> [Problem description]: Go through the entries below and copy every line that holds the word "shares".

> [Records provided]:
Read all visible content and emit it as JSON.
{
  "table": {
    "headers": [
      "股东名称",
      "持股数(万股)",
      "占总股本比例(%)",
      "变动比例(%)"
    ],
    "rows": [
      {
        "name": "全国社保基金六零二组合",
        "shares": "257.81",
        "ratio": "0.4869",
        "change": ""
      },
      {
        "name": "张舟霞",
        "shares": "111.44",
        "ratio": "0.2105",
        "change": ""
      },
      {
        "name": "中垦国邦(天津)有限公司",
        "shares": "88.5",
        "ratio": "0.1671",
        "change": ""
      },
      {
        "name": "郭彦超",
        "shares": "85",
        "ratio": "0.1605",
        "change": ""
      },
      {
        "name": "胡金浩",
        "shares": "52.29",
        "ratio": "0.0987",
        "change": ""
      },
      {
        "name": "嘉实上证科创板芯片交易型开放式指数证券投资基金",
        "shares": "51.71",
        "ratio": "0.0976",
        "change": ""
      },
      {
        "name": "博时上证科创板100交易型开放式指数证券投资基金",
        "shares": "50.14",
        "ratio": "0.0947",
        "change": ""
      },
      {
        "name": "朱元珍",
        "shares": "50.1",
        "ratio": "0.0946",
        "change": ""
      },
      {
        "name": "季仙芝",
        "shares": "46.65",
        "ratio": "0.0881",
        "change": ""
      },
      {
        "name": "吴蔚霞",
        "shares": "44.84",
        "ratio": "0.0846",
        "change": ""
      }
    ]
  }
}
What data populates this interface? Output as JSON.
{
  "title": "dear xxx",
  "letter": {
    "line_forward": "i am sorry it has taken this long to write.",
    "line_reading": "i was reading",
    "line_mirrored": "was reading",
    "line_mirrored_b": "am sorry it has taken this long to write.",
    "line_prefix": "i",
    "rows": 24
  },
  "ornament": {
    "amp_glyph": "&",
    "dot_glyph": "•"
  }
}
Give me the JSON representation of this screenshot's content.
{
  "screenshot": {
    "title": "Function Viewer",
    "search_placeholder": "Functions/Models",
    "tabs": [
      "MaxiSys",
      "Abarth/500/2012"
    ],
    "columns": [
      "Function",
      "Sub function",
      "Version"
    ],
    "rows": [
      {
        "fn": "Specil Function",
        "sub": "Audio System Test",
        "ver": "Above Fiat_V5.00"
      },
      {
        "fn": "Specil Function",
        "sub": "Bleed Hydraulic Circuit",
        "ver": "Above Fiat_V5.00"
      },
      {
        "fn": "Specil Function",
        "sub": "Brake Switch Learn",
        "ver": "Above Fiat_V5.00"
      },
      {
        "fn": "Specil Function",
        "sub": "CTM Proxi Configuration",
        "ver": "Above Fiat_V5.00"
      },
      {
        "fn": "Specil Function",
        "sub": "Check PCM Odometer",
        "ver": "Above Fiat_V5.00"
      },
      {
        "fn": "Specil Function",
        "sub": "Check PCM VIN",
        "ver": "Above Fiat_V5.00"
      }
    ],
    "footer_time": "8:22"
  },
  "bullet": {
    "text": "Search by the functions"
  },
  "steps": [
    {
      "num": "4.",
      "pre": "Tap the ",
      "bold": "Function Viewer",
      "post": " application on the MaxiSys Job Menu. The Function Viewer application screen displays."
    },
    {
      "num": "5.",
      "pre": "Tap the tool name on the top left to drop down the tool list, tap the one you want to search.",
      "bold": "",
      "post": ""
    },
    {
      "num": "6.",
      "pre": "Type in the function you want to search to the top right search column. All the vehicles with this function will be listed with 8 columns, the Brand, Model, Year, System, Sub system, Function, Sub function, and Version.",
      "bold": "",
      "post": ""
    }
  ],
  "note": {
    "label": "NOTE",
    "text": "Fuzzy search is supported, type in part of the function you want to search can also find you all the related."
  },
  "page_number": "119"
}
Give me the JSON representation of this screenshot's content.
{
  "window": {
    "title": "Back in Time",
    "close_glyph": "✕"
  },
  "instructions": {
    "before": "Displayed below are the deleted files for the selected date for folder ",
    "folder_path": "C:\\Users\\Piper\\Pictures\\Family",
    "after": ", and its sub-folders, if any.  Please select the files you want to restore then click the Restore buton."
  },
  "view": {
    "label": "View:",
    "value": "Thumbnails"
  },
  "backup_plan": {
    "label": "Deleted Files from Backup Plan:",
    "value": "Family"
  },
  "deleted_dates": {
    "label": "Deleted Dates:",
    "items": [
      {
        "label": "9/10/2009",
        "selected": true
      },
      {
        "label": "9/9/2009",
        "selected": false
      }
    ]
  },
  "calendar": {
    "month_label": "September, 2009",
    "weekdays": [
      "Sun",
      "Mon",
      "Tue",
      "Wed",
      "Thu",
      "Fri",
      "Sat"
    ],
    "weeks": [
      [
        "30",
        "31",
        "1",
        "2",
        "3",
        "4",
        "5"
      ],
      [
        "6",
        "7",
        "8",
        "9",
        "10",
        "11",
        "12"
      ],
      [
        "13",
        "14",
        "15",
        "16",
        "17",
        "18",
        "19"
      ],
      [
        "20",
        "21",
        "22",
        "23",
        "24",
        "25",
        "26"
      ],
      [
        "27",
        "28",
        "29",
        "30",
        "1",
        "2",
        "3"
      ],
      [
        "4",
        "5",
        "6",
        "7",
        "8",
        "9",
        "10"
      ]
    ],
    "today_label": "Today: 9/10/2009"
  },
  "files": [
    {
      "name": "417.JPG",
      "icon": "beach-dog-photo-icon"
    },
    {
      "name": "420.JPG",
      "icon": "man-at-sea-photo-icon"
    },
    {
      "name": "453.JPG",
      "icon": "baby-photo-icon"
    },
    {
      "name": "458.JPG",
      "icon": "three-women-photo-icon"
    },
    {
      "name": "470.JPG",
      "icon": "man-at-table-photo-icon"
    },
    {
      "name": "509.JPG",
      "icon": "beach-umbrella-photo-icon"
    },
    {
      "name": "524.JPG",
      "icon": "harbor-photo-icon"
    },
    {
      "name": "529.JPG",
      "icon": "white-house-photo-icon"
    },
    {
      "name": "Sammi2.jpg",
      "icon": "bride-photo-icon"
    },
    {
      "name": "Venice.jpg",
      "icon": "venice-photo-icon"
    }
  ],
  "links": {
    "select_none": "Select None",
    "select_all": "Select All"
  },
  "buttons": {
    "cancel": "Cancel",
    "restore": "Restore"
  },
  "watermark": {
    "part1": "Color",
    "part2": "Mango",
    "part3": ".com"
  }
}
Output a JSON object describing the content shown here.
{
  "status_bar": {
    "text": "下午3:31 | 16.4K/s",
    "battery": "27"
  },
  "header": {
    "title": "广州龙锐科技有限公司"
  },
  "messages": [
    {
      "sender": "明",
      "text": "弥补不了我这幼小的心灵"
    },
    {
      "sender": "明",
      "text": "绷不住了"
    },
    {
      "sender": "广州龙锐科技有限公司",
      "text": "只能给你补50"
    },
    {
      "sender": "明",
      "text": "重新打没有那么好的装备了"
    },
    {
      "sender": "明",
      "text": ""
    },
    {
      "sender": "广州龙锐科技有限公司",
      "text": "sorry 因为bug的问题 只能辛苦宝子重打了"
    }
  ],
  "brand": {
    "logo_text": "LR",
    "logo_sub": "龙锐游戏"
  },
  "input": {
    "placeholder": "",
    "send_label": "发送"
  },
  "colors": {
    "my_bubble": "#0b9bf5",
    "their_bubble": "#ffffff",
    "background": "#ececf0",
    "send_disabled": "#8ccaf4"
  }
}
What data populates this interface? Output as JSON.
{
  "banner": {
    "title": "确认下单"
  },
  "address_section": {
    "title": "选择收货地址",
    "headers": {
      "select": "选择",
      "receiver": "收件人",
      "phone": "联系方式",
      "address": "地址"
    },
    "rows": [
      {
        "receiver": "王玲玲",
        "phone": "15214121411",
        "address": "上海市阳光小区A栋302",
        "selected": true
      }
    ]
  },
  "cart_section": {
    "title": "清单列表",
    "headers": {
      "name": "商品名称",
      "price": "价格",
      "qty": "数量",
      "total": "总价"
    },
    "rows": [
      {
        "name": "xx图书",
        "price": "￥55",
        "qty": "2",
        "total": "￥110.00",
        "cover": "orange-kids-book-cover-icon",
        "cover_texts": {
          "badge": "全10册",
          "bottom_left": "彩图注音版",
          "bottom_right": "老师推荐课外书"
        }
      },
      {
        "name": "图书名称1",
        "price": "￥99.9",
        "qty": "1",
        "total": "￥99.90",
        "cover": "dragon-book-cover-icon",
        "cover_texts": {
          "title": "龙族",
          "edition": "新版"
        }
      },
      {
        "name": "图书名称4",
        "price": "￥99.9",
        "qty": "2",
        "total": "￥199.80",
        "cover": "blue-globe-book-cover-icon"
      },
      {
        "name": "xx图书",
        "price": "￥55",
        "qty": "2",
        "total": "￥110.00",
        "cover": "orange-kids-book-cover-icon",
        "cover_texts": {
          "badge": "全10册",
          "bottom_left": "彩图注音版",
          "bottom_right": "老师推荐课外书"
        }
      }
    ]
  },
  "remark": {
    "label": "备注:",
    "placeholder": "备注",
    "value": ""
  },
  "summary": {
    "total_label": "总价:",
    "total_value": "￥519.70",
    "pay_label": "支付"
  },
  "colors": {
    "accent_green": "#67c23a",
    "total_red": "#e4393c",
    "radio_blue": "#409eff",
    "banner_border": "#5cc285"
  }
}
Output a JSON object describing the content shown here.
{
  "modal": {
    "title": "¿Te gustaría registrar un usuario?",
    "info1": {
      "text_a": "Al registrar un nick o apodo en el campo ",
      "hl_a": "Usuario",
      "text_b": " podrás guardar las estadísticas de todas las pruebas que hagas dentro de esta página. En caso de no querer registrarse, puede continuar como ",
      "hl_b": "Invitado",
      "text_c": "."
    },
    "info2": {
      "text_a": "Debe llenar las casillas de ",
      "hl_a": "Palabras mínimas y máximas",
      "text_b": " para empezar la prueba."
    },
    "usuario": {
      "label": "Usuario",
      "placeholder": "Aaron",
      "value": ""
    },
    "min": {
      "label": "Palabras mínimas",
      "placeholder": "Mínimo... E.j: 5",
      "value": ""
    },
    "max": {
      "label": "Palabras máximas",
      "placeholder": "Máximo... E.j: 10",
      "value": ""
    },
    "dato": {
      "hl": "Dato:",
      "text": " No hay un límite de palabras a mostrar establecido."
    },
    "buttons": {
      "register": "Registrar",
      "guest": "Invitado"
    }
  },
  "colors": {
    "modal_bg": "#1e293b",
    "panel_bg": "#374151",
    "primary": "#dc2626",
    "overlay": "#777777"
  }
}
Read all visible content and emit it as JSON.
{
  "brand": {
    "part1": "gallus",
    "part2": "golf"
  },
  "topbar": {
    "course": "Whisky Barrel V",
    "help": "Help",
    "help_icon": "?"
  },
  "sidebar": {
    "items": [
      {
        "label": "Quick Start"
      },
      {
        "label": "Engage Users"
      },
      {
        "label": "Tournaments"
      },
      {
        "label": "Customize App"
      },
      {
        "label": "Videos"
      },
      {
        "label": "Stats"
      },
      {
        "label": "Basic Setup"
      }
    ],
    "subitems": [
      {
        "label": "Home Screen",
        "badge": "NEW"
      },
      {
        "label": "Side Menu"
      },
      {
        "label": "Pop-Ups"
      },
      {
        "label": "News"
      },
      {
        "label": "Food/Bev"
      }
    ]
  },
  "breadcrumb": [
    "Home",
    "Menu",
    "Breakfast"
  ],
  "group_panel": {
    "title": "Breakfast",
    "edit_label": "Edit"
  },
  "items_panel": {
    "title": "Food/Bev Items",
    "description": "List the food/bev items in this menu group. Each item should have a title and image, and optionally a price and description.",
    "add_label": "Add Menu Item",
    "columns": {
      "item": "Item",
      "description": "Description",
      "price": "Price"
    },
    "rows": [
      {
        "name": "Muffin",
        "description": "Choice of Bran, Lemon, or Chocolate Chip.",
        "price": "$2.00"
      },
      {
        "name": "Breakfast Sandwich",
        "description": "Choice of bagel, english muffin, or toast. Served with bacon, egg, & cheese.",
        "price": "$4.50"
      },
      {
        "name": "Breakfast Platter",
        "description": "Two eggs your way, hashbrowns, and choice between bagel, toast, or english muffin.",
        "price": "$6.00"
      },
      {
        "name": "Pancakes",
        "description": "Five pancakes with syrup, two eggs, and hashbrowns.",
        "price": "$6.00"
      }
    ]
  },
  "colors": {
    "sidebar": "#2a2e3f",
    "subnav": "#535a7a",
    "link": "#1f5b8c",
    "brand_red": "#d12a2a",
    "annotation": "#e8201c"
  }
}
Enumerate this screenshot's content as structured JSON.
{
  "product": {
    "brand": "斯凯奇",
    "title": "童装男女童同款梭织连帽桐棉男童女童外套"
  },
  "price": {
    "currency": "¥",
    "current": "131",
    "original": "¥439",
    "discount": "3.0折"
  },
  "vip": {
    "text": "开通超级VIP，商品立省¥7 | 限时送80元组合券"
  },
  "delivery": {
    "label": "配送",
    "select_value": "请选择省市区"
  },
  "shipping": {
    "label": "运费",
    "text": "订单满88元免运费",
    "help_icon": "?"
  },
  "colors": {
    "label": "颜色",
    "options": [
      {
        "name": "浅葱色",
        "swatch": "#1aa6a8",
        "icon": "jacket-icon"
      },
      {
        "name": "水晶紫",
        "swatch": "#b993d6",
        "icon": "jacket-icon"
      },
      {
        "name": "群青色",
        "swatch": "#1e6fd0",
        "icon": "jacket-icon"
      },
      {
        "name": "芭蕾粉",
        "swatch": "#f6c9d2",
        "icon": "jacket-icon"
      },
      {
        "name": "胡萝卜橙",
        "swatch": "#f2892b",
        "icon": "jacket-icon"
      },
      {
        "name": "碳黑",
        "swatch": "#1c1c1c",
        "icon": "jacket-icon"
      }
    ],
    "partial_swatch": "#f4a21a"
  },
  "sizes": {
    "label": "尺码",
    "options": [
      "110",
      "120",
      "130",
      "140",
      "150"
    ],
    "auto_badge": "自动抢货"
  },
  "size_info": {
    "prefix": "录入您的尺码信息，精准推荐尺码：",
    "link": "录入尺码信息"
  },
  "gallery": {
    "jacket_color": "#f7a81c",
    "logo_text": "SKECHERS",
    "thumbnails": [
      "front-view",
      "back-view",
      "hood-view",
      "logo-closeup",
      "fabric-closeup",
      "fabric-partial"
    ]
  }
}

> [Problem solution]:
        "shares": "257.81",
        "shares": "111.44",
        "shares": "88.5",
        "shares": "85",
        "shares": "52.29",
        "shares": "51.71",
        "shares": "50.14",
        "shares": "50.1",
        "shares": "46.65",
        "shares": "44.84",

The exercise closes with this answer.